#### Task brief
Repeat every entry exactly. Do not include the pictures.
········
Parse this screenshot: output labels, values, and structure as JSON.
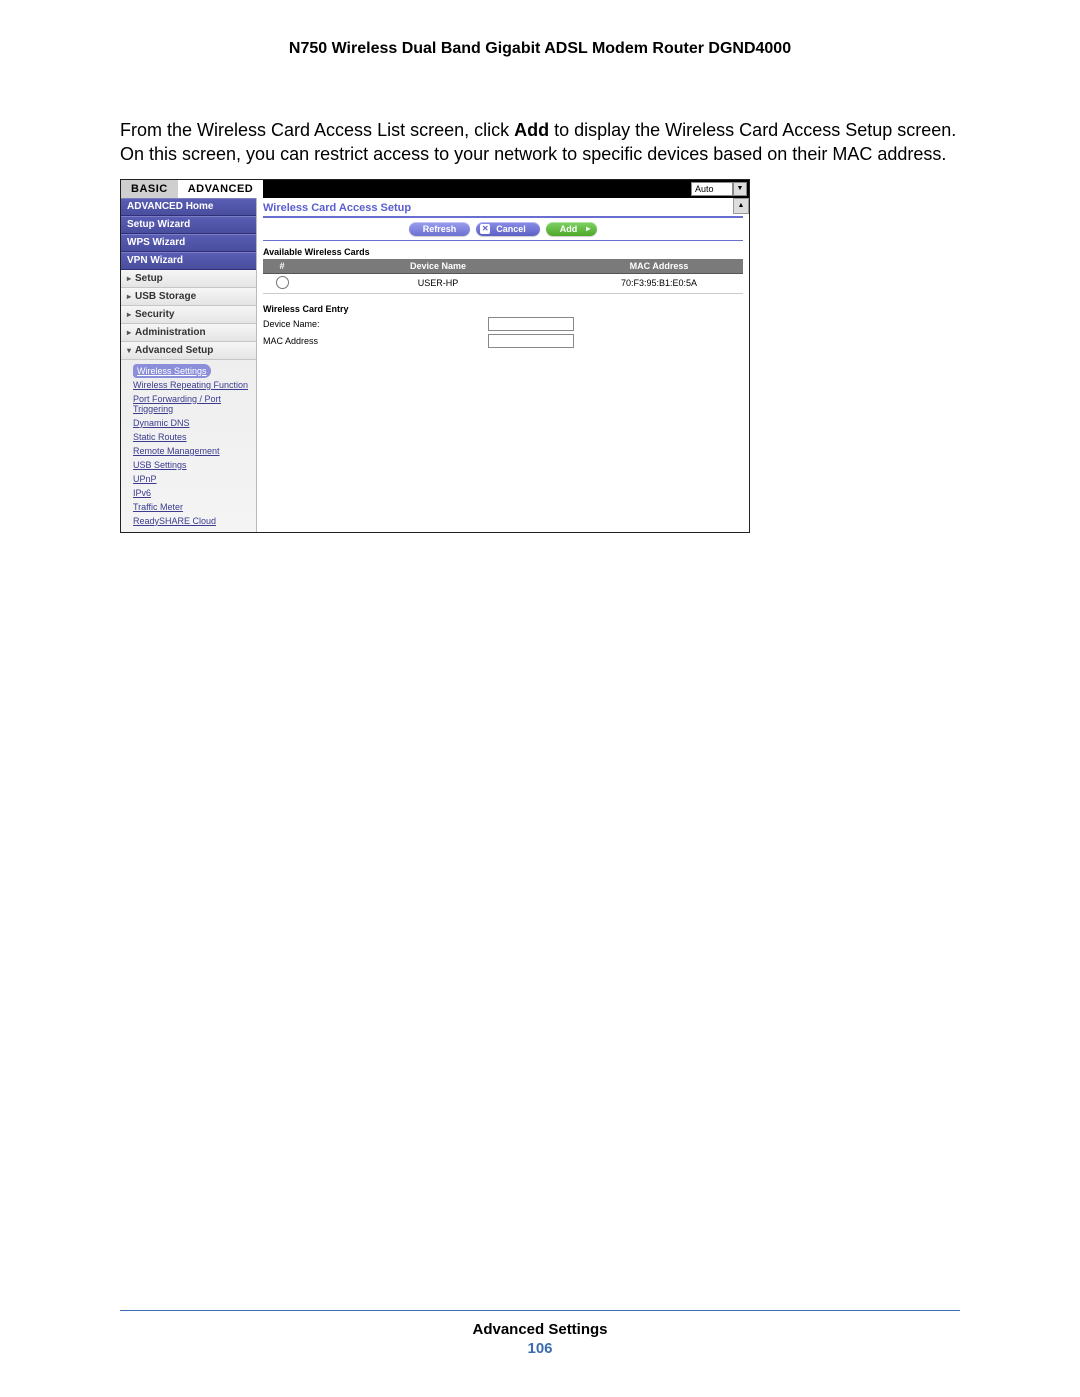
{
  "doc_title": "N750 Wireless Dual Band Gigabit ADSL Modem Router DGND4000",
  "intro_before": "From the Wireless Card Access List screen, click ",
  "intro_bold": "Add",
  "intro_after": " to display the Wireless Card Access Setup screen. On this screen, you can restrict access to your network to specific devices based on their MAC address.",
  "tabs": {
    "basic": "BASIC",
    "advanced": "ADVANCED"
  },
  "auto_label": "Auto",
  "sidebar": {
    "primary": [
      "ADVANCED Home",
      "Setup Wizard",
      "WPS Wizard",
      "VPN Wizard"
    ],
    "subs": [
      "Setup",
      "USB Storage",
      "Security",
      "Administration",
      "Advanced Setup"
    ],
    "submenu": [
      "Wireless Settings",
      "Wireless Repeating Function",
      "Port Forwarding / Port Triggering",
      "Dynamic DNS",
      "Static Routes",
      "Remote Management",
      "USB Settings",
      "UPnP",
      "IPv6",
      "Traffic Meter",
      "ReadySHARE Cloud"
    ]
  },
  "panel": {
    "title": "Wireless Card Access Setup",
    "buttons": {
      "refresh": "Refresh",
      "cancel": "Cancel",
      "add": "Add"
    },
    "available_label": "Available Wireless Cards",
    "headers": {
      "num": "#",
      "device": "Device Name",
      "mac": "MAC Address"
    },
    "row": {
      "device": "USER-HP",
      "mac": "70:F3:95:B1:E0:5A"
    },
    "entry_label": "Wireless Card Entry",
    "device_name_label": "Device Name:",
    "mac_label": "MAC Address"
  },
  "footer": {
    "title": "Advanced Settings",
    "page": "106"
  }
}
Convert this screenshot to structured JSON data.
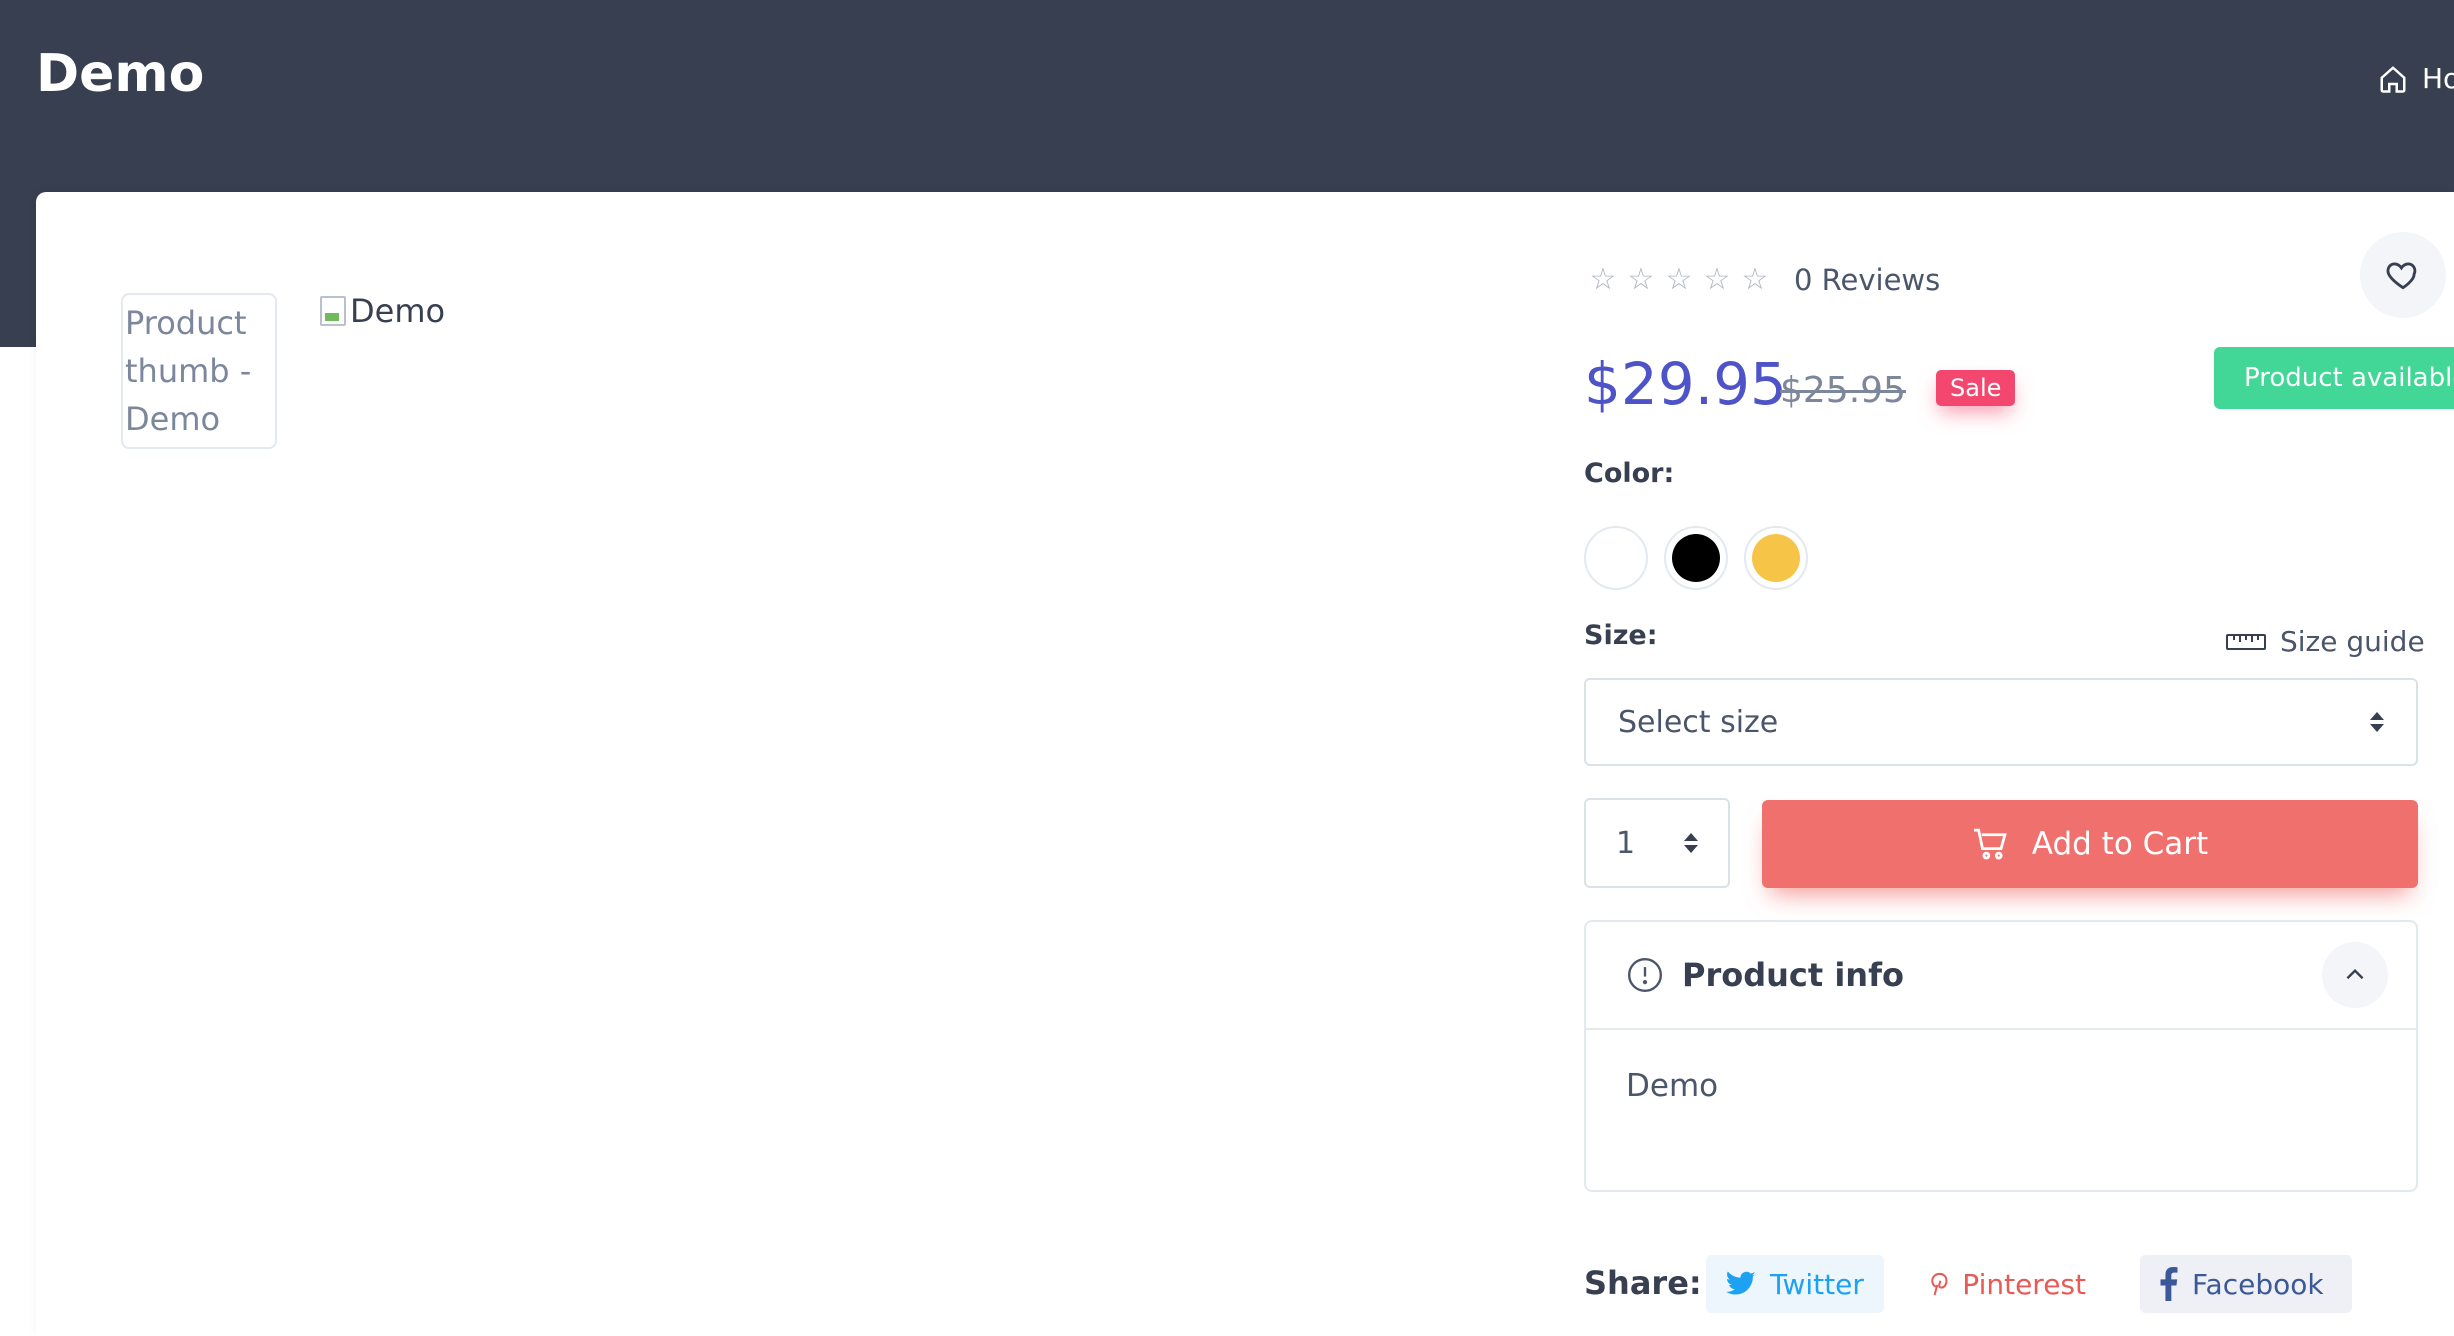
{
  "header": {
    "title": "Demo",
    "nav_home_label": "Ho"
  },
  "gallery": {
    "thumb_alt": "Product thumb - Demo",
    "main_alt": "Demo"
  },
  "product": {
    "rating_stars_filled": 0,
    "reviews_label": "0 Reviews",
    "price": "$29.95",
    "old_price": "$25.95",
    "sale_badge": "Sale",
    "availability_label": "Product available",
    "color_label": "Color:",
    "colors": [
      "#ffffff",
      "#000000",
      "#f6c446"
    ],
    "size_label": "Size:",
    "size_guide_label": "Size guide",
    "size_select_value": "Select size",
    "quantity_value": "1",
    "add_to_cart_label": "Add to Cart",
    "accent_color": "#4e54c8",
    "cart_color": "#ef706c"
  },
  "product_info": {
    "title": "Product info",
    "body": "Demo"
  },
  "share": {
    "label": "Share:",
    "twitter": "Twitter",
    "pinterest": "Pinterest",
    "facebook": "Facebook"
  }
}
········
#### Solution to this task
Parse this screenshot: output labels, values, and structure as JSON.
{
  "doc_title": "N750 Wireless Dual Band Gigabit ADSL Modem Router DGND4000",
  "intro_before": "From the Wireless Card Access List screen, click ",
  "intro_bold": "Add",
  "intro_after": " to display the Wireless Card Access Setup screen. On this screen, you can restrict access to your network to specific devices based on their MAC address.",
  "tabs": {
    "basic": "BASIC",
    "advanced": "ADVANCED"
  },
  "auto_label": "Auto",
  "sidebar": {
    "primary": [
      "ADVANCED Home",
      "Setup Wizard",
      "WPS Wizard",
      "VPN Wizard"
    ],
    "subs": [
      "Setup",
      "USB Storage",
      "Security",
      "Administration",
      "Advanced Setup"
    ],
    "submenu": [
      "Wireless Settings",
      "Wireless Repeating Function",
      "Port Forwarding / Port Triggering",
      "Dynamic DNS",
      "Static Routes",
      "Remote Management",
      "USB Settings",
      "UPnP",
      "IPv6",
      "Traffic Meter",
      "ReadySHARE Cloud"
    ]
  },
  "panel": {
    "title": "Wireless Card Access Setup",
    "buttons": {
      "refresh": "Refresh",
      "cancel": "Cancel",
      "add": "Add"
    },
    "available_label": "Available Wireless Cards",
    "headers": {
      "num": "#",
      "device": "Device Name",
      "mac": "MAC Address"
    },
    "row": {
      "device": "USER-HP",
      "mac": "70:F3:95:B1:E0:5A"
    },
    "entry_label": "Wireless Card Entry",
    "device_name_label": "Device Name:",
    "mac_label": "MAC Address"
  },
  "footer": {
    "title": "Advanced Settings",
    "page": "106"
  }
}
Convert this screenshot to structured JSON data.
{
  "header": {
    "title": "Demo",
    "nav_home_label": "Ho"
  },
  "gallery": {
    "thumb_alt": "Product thumb - Demo",
    "main_alt": "Demo"
  },
  "product": {
    "rating_stars_filled": 0,
    "reviews_label": "0 Reviews",
    "price": "$29.95",
    "old_price": "$25.95",
    "sale_badge": "Sale",
    "availability_label": "Product available",
    "color_label": "Color:",
    "colors": [
      "#ffffff",
      "#000000",
      "#f6c446"
    ],
    "size_label": "Size:",
    "size_guide_label": "Size guide",
    "size_select_value": "Select size",
    "quantity_value": "1",
    "add_to_cart_label": "Add to Cart",
    "accent_color": "#4e54c8",
    "cart_color": "#ef706c"
  },
  "product_info": {
    "title": "Product info",
    "body": "Demo"
  },
  "share": {
    "label": "Share:",
    "twitter": "Twitter",
    "pinterest": "Pinterest",
    "facebook": "Facebook"
  }
}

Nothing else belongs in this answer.